Steven Johnson at boingboing remarks that old fashioned introductory board games send kids all the wrong messages.
Just as a thought experiment: Imagine what the manual for Super Mario would read like were it structured like Candy Land:
To explore Super Mario Galaxy, just hit the “action” button. At that point the game will randomly determine what action you have selected, and whether it was successful. When the action is over, hit the button again to see what’s next!
I couldn't agree more, but I can go one better.
Consider Chutes and Ladders: you spin and get randomly assigned to squares that are either good (e.g., ladders), bad (e.g., chutes) or neutral. Even worse, when you land on one of these squares there's a little picture telling you what action you took to get that consequence. About the only redeeming feature is that it associates illustrations of bad behavior with bad outcomes in the game, and vice versa.

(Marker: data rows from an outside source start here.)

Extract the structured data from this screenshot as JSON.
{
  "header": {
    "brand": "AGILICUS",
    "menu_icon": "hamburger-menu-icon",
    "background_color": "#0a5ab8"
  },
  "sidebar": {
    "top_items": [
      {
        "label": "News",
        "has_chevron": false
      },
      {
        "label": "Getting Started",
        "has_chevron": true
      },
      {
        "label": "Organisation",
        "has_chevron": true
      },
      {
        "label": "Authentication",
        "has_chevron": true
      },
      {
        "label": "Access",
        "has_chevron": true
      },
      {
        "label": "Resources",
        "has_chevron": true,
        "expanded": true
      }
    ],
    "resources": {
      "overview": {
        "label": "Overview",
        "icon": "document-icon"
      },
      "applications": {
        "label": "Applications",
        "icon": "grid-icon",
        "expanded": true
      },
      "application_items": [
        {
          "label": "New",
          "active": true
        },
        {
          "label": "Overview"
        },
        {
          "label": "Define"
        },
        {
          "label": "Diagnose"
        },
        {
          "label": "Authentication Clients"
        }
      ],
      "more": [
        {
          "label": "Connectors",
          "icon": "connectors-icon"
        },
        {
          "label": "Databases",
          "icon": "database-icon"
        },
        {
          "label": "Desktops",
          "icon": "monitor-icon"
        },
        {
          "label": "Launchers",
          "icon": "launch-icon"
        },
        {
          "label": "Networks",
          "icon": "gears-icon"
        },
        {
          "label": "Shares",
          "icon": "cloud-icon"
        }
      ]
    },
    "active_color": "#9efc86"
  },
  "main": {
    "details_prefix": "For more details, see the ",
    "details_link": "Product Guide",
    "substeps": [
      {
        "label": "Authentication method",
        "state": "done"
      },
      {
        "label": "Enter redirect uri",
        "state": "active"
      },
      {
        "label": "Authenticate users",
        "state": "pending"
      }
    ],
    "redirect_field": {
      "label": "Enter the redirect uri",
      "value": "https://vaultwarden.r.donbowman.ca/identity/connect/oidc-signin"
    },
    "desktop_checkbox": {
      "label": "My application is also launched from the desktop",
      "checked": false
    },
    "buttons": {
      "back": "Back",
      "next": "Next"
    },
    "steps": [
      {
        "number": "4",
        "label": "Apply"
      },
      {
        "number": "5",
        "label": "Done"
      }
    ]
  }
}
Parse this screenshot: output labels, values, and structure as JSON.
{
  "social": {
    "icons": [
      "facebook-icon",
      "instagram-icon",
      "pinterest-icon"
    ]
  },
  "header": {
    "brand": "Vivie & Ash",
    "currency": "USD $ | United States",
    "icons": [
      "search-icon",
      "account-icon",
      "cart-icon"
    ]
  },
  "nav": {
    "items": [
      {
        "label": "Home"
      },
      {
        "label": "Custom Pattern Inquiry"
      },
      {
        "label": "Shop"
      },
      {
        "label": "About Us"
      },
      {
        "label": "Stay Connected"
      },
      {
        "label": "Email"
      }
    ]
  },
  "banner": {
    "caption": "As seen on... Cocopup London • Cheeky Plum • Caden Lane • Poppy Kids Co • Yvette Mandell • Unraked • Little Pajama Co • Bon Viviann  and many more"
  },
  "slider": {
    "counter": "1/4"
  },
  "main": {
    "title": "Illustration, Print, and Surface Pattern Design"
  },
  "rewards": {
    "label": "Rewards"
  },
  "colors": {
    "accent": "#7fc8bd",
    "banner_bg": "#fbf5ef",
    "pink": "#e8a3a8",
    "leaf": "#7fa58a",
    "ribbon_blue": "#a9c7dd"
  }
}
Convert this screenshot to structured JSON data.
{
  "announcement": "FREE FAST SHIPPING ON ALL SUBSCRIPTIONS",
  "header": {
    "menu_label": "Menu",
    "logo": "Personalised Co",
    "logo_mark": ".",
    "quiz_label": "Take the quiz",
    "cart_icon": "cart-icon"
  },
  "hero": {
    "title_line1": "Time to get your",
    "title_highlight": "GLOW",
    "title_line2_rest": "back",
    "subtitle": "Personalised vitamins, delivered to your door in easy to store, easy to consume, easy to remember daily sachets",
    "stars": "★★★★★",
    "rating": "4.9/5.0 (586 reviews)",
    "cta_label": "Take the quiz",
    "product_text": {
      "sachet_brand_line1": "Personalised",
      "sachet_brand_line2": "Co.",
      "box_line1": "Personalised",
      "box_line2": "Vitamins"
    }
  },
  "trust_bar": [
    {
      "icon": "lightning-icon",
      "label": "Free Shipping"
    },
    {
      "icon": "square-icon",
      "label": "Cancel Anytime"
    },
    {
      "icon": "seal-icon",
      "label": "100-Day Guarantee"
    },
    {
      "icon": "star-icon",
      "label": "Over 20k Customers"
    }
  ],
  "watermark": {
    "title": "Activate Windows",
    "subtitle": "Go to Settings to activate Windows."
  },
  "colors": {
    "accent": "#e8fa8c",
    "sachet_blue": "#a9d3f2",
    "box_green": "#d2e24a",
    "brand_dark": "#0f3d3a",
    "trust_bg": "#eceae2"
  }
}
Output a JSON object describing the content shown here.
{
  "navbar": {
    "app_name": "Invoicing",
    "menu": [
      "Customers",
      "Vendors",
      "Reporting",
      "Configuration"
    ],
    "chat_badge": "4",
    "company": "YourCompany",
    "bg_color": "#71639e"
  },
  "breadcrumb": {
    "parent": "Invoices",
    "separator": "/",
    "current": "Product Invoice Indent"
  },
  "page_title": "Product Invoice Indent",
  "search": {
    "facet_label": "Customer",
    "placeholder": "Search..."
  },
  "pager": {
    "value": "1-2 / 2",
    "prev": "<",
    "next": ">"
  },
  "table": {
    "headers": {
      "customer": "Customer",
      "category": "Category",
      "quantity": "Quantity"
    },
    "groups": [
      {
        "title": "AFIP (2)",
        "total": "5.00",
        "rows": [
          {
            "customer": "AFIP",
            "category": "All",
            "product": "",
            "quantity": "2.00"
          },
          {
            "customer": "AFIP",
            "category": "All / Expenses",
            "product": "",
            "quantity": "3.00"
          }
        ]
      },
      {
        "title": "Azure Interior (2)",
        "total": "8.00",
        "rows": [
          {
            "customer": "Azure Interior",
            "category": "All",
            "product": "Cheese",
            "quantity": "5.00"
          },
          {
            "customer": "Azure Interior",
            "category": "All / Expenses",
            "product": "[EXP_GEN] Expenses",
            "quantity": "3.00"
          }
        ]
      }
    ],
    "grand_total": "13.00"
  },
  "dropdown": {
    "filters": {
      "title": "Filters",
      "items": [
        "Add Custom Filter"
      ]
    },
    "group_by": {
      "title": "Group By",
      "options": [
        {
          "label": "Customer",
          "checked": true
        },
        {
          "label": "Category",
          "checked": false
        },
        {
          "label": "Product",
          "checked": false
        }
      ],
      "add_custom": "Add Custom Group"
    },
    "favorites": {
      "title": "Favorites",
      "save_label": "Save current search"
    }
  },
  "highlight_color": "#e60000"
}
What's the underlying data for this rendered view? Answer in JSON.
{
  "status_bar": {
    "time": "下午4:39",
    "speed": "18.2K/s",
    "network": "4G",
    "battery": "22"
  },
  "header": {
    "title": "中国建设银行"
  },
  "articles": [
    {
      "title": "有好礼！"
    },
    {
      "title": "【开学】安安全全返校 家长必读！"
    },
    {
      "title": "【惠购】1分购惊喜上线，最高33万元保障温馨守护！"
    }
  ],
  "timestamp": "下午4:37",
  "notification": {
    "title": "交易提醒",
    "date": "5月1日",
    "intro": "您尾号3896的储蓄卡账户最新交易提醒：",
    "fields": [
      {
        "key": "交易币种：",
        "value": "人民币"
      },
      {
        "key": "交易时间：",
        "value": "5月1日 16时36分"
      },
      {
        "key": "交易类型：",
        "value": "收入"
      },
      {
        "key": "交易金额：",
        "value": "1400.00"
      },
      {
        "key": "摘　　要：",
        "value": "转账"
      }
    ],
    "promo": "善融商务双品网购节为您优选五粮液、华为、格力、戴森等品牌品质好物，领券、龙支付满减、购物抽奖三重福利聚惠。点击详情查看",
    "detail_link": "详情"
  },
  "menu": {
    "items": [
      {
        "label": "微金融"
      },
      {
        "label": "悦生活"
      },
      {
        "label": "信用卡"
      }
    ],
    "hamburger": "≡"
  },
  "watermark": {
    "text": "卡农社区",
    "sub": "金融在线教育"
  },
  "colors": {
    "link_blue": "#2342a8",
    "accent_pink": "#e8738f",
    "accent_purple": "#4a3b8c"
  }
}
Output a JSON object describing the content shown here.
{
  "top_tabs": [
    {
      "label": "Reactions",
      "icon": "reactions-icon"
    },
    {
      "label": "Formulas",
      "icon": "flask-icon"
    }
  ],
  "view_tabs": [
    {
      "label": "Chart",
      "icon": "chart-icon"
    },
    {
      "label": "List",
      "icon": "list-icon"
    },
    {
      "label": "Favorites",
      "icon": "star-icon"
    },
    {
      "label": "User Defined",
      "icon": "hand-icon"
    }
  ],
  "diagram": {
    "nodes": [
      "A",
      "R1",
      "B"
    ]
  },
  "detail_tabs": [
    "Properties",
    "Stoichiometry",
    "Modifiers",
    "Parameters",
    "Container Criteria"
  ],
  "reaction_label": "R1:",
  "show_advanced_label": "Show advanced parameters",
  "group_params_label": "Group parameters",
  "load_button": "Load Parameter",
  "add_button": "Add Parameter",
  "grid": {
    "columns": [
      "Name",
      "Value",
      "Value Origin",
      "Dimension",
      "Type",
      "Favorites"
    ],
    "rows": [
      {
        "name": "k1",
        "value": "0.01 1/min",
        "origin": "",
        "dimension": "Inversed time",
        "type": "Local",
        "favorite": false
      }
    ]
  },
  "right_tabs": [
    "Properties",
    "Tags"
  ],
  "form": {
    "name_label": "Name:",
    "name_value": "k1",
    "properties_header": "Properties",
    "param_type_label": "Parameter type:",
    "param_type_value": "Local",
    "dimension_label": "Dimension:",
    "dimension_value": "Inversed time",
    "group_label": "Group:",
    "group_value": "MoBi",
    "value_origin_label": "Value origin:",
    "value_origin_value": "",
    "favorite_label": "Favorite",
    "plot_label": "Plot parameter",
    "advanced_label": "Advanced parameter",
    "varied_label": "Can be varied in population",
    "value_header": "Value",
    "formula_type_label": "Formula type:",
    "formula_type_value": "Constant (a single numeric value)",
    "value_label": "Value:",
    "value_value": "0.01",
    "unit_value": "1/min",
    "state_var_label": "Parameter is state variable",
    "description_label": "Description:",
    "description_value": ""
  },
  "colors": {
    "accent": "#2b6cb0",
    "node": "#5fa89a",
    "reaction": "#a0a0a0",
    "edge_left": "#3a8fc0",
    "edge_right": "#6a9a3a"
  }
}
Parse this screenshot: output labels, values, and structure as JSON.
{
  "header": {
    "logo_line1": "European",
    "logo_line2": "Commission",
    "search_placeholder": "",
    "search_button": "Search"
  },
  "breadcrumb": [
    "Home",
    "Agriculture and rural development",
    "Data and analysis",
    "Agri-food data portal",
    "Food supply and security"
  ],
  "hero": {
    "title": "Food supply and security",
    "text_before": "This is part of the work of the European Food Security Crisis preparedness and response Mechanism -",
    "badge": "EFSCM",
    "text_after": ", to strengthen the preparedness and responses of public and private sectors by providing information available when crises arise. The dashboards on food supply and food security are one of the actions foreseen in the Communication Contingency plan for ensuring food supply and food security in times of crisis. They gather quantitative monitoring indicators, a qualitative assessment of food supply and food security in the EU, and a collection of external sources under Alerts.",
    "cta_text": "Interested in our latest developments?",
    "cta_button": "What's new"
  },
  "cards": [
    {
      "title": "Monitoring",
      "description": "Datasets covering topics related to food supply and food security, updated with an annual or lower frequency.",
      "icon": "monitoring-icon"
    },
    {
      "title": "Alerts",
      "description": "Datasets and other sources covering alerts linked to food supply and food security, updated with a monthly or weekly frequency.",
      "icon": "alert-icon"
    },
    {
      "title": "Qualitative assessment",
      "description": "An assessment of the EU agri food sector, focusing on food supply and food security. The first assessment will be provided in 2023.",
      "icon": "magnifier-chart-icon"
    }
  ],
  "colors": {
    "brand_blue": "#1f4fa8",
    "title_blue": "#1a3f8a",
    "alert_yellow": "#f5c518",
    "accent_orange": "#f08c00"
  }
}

It gets worse. Cheating in Chutes and Ladders entails either counting or adding incorrectly to get a desired outcome. There's no penalty in the game for this, so it actually encourages intentional math fibs.